Sinfonia in G, W182
Piano Concerto No.22 in E flat, K482
Adagio and Fugue in C minor, K546
Symphony No.104 in D (London)
Academy of St Martin in the Fields
Murray Perahia (piano)
Reviewed by: Colin Anderson
Reviewed: 12 March, 2003
Venue: Barbican Hall, London
A shame that the brilliant E flat symphony, the first of JC Bach’s Op.18, was dropped for the rather dour piece by CPE that didn’t live up to its stern opening and ear-tweaking dynamic contrasts; a serious piece to be sure but overall too earnest to be inspired. That it was programme-changed “at the request of the orchestra” added to the mystery; Perahia though seemed familiar with it and guided the players through well enough.
This was an evening of civility, of good conversation.

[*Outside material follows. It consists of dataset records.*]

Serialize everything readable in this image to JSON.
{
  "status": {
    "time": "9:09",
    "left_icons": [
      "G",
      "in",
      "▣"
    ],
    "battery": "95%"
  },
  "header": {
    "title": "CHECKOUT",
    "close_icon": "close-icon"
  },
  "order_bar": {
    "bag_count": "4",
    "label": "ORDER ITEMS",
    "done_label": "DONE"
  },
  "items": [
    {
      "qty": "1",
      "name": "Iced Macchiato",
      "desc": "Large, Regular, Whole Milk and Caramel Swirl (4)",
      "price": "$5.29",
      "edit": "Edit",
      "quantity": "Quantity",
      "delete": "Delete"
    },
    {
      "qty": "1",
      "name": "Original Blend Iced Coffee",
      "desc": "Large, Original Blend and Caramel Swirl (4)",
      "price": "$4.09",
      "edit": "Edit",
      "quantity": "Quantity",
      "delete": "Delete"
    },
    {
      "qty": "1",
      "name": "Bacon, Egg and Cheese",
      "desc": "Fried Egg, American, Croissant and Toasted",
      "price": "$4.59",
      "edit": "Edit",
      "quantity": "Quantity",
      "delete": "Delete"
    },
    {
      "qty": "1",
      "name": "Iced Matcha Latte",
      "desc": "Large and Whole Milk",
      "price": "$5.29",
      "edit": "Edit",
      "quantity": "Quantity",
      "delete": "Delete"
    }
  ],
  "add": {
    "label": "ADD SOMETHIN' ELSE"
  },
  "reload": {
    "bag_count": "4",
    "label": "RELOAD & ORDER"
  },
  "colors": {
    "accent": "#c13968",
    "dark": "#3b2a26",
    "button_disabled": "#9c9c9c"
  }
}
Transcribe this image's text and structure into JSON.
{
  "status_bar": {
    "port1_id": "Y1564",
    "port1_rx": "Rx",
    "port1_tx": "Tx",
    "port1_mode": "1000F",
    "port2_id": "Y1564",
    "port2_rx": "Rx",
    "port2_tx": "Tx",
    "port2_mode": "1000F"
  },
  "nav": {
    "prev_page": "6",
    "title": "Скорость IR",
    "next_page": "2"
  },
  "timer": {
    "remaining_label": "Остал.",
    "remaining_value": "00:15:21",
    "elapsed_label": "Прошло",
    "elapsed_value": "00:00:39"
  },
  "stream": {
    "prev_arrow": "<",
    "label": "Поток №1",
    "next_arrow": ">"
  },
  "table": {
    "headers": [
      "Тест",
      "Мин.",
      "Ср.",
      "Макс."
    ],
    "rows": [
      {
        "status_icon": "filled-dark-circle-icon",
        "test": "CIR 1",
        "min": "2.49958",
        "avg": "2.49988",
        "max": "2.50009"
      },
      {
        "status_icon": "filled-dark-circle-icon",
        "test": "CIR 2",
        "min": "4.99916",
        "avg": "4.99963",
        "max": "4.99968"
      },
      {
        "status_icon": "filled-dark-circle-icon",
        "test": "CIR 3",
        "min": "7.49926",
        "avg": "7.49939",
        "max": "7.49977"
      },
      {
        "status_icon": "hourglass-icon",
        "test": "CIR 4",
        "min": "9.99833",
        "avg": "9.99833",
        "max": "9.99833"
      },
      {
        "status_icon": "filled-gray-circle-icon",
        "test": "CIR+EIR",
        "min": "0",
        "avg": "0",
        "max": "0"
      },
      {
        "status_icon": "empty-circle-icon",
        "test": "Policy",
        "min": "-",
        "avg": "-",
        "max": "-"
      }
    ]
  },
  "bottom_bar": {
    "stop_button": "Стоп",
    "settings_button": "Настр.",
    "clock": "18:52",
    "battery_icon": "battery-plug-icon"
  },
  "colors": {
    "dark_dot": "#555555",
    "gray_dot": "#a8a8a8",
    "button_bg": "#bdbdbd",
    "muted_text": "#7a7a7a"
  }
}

Perahia led the concerto exposition with articulacy, a perfect tempo for the work’s majesty – yet with the piano’s first entry, Perahia was slightly faster; there’s a problem if the soloist and conductor can’t agree with himself! This slightly nervy approach lasted the first movement despite much elegance from Perahia and the orchestra; the imaginative cadenza – Perahia’s own presumably – was the equivalent of someone saying something controversial at a polite dinner-party; and very welcome too! Yet, over a half-hour concerto, monotony did set it. Bar for bar there was much to enjoy, yet the musicians’ mutual regard held the music in check, enchanted though much of the slow movement was, and the Finale failed to raise the spirits, the slow interlude one diversion too many.
With a few more strings, the Adagio and Fugue would have been even more successful; certainly Perahia had the measure of it, not least in the muscle needed for the angular Fugue. Haydn’s ultimate symphony was vital and decorous but didn’t really get to the heart of this singular composer’s imagination and subterfuge; less quick tempi would have helped establish the music’s majesty and sense of culmination – both of Haydn’s symphonic mastery and his quintessential fin de siècle gathering of threads. The playing throughout was neat and attentive – and a special word for timpanist Tristan Fry who was superb in his precise placing of crisp-sounding notes.